War and trauma should become part of the conversation.

Thomas James Brennan is the founder of The War Horse. He is working on a book, “Shooting Ghosts,” about the psychological costs of war, to be published in 2017 by the Viking imprint of Penguin/Random House. He was a sergeant in the Marine Corps and served in Iraq and Afghanistan with the 1st Battalion, 8th Marines. He received a Purple Heart and is also the recipient of a 2013 Dart Center honorable mention and the 2014 American Legion Fourth Estate Award. He attended Columbia University as a Stabile Investigative Journalism Fellow. Follow The War Horse on Twitter and Facebook

Image credit: Lady Butler/Scotland Forever! (1881)/Leeds Art Gallery/Wikimedia Commons

Thomas E. Ricks covered the U.S. military from 1991 to 2008 for the Wall Street Journal and then the Washington Post. He can be reached at ricksblogcomment@gmail.com. Twitter: @tomricks1

More from Foreign Policy

A worker cuts the nose off the last Ukraine's Tupolev-22M3, the Soviet-made strategic aircraft able to carry nuclear weapons at a military base in Poltava, Ukraine on Jan. 27, 2006. A total of 60 aircraft were destroyed  according to the USA-Ukrainian disarmament agreement.
A worker cuts the nose off the last Ukraine's Tupolev-22M3, the Soviet-made strategic aircraft able to carry nuclear weapons at a military base in Poltava, Ukraine on Jan. 27, 2006. A total of 60 aircraft were destroyed according to the USA-Ukrainian disarmament agreement.

Why Do People Hate Realism So Much?

The school of thought doesn’t explain everything—but its proponents foresaw the potential for conflict over Ukraine long before it erupted.

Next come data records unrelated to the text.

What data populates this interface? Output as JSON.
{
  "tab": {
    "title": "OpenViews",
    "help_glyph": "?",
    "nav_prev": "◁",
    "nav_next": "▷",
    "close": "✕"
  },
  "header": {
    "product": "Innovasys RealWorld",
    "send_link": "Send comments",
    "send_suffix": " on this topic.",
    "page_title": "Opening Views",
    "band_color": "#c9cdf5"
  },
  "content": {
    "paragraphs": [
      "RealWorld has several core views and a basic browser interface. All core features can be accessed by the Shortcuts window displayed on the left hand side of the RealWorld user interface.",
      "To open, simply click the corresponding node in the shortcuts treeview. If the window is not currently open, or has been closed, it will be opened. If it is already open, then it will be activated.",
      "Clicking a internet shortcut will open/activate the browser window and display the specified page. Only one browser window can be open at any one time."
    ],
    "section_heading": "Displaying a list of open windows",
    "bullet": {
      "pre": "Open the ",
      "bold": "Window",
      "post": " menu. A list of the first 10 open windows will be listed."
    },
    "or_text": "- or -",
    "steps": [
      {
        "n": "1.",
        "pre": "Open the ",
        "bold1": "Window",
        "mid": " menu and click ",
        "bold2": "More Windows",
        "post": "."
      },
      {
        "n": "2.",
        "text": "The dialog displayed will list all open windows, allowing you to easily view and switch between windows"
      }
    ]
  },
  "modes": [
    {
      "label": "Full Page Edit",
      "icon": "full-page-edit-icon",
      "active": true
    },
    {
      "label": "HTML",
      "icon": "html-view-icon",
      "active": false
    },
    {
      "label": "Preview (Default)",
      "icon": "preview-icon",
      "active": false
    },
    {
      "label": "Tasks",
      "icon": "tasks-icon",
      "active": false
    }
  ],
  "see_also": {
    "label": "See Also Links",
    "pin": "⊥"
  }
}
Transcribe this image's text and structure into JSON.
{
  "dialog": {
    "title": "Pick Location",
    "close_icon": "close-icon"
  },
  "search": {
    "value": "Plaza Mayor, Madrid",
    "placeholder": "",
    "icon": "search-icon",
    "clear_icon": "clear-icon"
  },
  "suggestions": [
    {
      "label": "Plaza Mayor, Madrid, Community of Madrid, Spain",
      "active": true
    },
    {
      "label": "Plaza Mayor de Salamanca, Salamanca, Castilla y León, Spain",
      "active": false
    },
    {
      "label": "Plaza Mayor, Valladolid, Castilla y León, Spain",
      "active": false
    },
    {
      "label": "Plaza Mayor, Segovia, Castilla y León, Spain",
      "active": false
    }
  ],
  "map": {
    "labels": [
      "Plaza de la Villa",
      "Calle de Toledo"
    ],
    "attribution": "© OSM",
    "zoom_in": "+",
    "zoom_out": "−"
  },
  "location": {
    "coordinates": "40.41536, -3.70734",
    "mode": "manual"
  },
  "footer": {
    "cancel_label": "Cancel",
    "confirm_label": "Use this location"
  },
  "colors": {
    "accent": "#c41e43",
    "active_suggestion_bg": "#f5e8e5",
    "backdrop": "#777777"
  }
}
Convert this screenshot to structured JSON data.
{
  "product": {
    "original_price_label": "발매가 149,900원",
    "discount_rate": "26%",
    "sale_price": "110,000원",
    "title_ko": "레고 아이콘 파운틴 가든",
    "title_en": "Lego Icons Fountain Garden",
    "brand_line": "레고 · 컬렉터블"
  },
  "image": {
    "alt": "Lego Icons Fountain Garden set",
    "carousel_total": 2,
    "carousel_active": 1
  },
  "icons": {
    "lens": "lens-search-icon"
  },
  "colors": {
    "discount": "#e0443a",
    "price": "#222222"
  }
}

Employees watch a cargo ship at a port in China, which is experiencing an economic downturn.
Employees watch a cargo ship at a port in China, which is experiencing an economic downturn.

China’s Crisis of Confidence

What if, instead of being a competitor, China can no longer afford to compete at all?

Federal Reserve Chair Jerome Powell testifies in the U.S. Senate in Washington on Sept. 24, 2020.
Federal Reserve Chair Jerome Powell testifies in the U.S. Senate in Washington on Sept. 24, 2020.

Why This Global Economic Crisis Is Different

This is the first time since World War II that there may be no cooperative way out.

Chinese President Xi Jinping (left) and Premier Li Keqiang applaud at the closing session of the National People's Congress at the Great Hall of the People in Beijing on March 11.
Chinese President Xi Jinping (left) and Premier Li Keqiang applaud at the closing session of the National People's Congress at the Great Hall of the People in Beijing on March 11.

China Is Hardening Itself for Economic War

Beijing is trying to close economic vulnerabilities out of fear of U.S. containment.